In some cases, leaps forward happen almost serendipitously. The Y-graft came about when Ajit was studying single ventricle cases. After a surgery, he saw that blood from the upper body and lower body entered the lungs, colliding and mixing. Inevitably, the smooth flow of blood was interrupted, forcing the heart to work harder to pump the blood through the lungs. Ajit’s response to the problem was to suggest grafting the veins into a Y-shape, instead of a straight graft. Computer models confirmed his theory, showing that this graft reduced stress on the heart, in turn reducing the risk of heart failure.
“I would say a lot of these things happen somewhat by chance – a light bulb goes off, or by accident you stumble onto something. We have a strategy for research but we try to keep an open mind and an open ear,” says Ajit. His interest has now turned to using imaging tools for looking at surgical issues in adults’ mitral valve. “There again, we see options for providing more insight for surgeons,” he says, adding “The whole area of cardiac surgery in the US is trying to minimize open heart surgery.”

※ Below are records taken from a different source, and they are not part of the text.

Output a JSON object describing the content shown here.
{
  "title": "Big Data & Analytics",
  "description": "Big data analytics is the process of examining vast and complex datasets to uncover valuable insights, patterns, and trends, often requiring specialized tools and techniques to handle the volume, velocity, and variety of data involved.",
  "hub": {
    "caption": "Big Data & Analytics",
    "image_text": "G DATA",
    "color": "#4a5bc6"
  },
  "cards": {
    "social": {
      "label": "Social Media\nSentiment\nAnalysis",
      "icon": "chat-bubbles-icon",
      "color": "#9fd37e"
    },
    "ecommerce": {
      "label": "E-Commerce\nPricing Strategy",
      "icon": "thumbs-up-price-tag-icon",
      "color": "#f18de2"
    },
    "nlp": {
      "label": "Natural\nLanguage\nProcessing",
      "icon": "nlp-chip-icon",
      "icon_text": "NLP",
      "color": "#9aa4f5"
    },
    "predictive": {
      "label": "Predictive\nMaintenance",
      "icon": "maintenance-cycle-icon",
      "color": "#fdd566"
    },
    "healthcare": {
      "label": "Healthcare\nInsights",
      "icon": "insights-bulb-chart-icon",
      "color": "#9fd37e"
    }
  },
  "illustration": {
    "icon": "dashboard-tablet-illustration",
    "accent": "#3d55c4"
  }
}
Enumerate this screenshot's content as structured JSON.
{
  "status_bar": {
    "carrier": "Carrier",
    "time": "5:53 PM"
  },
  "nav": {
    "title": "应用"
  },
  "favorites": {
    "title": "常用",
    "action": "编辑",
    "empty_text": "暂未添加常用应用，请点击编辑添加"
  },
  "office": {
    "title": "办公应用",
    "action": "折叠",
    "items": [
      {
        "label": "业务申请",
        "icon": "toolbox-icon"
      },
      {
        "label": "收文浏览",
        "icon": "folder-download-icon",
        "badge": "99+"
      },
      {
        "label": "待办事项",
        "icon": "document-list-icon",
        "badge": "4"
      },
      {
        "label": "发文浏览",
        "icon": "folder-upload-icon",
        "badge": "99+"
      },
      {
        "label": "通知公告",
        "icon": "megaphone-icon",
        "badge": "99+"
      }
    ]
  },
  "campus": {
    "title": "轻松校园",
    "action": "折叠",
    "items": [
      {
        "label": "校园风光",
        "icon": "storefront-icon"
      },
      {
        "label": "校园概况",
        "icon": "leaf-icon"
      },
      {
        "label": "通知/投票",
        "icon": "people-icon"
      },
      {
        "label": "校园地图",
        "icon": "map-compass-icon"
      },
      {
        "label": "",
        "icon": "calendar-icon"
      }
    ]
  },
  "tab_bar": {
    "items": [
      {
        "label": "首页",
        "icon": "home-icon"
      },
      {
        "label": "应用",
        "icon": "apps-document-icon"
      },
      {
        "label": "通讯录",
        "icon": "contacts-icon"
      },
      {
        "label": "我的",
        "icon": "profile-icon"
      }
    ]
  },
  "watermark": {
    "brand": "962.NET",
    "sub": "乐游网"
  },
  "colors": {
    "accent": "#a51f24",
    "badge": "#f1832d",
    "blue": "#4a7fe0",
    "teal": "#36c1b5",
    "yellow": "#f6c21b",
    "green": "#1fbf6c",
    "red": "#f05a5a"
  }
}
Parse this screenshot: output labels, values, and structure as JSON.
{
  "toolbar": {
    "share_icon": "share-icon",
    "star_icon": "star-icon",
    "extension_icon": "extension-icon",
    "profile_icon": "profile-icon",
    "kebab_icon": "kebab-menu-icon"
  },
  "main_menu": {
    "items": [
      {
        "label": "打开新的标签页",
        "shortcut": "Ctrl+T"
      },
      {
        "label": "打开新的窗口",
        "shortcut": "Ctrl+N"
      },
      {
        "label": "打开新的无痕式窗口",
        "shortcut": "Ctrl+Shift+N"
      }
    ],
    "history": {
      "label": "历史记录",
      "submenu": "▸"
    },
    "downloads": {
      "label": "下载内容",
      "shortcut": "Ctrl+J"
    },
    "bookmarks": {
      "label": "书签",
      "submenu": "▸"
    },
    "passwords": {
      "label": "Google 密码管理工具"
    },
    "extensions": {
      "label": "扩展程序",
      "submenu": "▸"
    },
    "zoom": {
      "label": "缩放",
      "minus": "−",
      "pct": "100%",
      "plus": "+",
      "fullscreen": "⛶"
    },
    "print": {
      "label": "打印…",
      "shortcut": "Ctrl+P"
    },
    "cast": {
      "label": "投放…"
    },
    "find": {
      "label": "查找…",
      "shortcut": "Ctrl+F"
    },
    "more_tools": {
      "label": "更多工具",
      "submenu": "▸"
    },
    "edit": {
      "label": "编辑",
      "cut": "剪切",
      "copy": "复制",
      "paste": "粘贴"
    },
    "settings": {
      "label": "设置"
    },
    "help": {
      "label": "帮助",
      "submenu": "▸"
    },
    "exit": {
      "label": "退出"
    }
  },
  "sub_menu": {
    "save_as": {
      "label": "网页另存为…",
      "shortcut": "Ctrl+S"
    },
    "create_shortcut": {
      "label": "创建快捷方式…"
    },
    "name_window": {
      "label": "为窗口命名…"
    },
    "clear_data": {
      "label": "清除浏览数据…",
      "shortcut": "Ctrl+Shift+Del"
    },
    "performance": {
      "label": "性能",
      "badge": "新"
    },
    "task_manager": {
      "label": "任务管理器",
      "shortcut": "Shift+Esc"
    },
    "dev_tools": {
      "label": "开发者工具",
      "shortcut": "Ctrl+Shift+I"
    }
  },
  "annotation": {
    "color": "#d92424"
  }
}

As he makes progress in this new arena, he will no doubt continue to add to a CV that is already a staggering 126 pages long and hopefully, the newest entries will include references to Sri Lanka. It’s been a long time since Ajit was last home but he has been invited to become involved with The Oxonian Heart Foundation who are attempting to establish facilities and bring in specialists to conduct cardiac surgery in the north of the island. Meanwhile, Ajit remains grateful for a career that continues to challenge and inspire him. “It’s a very exciting field, as engineers partner with clinicians,” he says, “and the most satisfying is where we’ve seen the direct impact of our work.”
Published in The Sunday Times, Sri Lanka on May 18, 2014. Words by Smriti Daniel. Pictures courtesy Ajit Yoganathan.